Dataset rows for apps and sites

━━━━━━━━

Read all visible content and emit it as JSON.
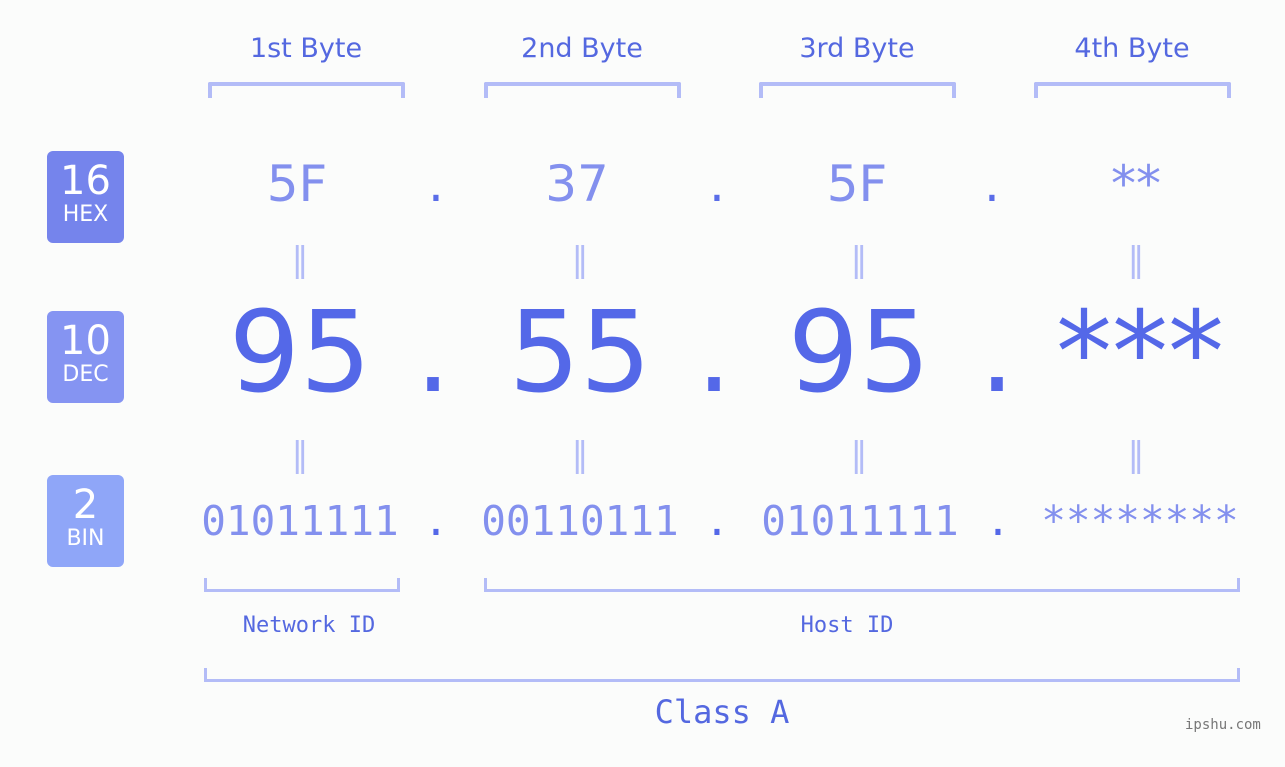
{
  "headers": [
    "1st Byte",
    "2nd Byte",
    "3rd Byte",
    "4th Byte"
  ],
  "badges": [
    {
      "num": "16",
      "label": "HEX",
      "color": "#7584ec"
    },
    {
      "num": "10",
      "label": "DEC",
      "color": "#8594f2"
    },
    {
      "num": "2",
      "label": "BIN",
      "color": "#8fa6f8"
    }
  ],
  "hex": [
    "5F",
    "37",
    "5F",
    "**"
  ],
  "dec": [
    "95",
    "55",
    "95",
    "***"
  ],
  "bin": [
    "01011111",
    "00110111",
    "01011111",
    "********"
  ],
  "separator": ".",
  "equals": "=",
  "network_label": "Network ID",
  "host_label": "Host ID",
  "class_label": "Class A",
  "watermark": "ipshu.com",
  "colors": {
    "accent": "#5468e8",
    "light": "#b3bcf7",
    "mid": "#8390ee"
  }
}
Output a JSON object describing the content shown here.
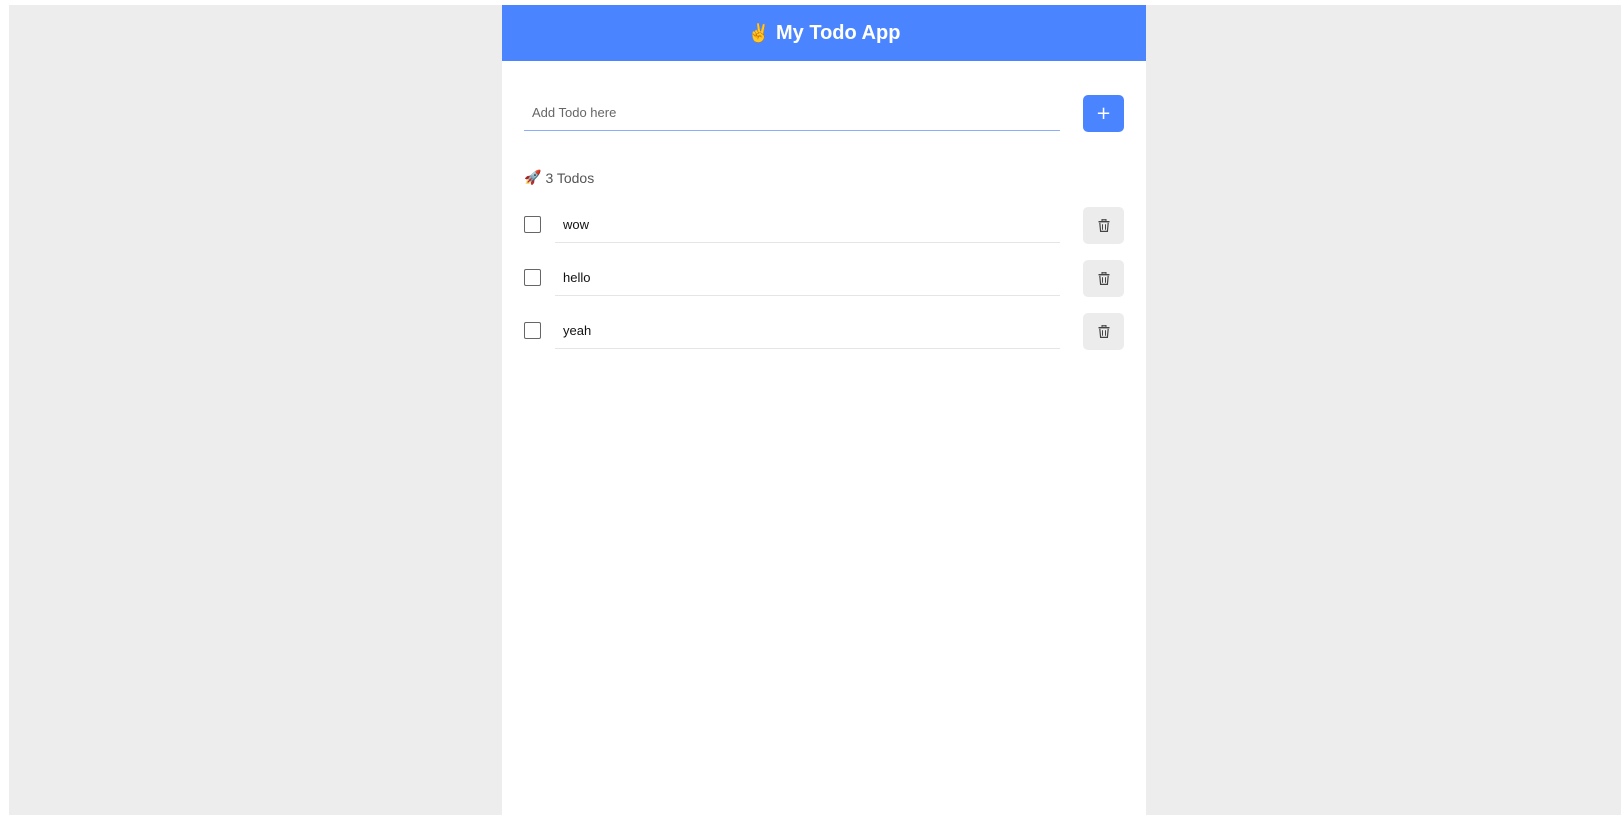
{
  "header": {
    "emoji": "✌️",
    "title": "My Todo App"
  },
  "add_form": {
    "placeholder": "Add Todo here",
    "value": "",
    "button_label": "+"
  },
  "count": {
    "emoji": "🚀",
    "label": "3 Todos"
  },
  "todos": [
    {
      "text": "wow",
      "done": false,
      "delete_icon": "trash-icon"
    },
    {
      "text": "hello",
      "done": false,
      "delete_icon": "trash-icon"
    },
    {
      "text": "yeah",
      "done": false,
      "delete_icon": "trash-icon"
    }
  ],
  "colors": {
    "accent": "#4a85ff",
    "page_background": "#ededed",
    "delete_button_background": "#ececec"
  }
}
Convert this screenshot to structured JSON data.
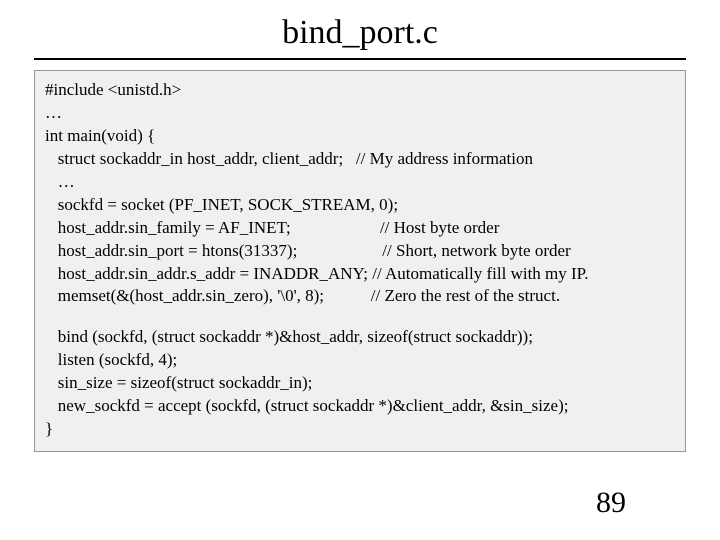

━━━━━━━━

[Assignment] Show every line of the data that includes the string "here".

[Exercise result]
Output a JSON object describing the content shown here.
    "placeholder": "Add Todo here",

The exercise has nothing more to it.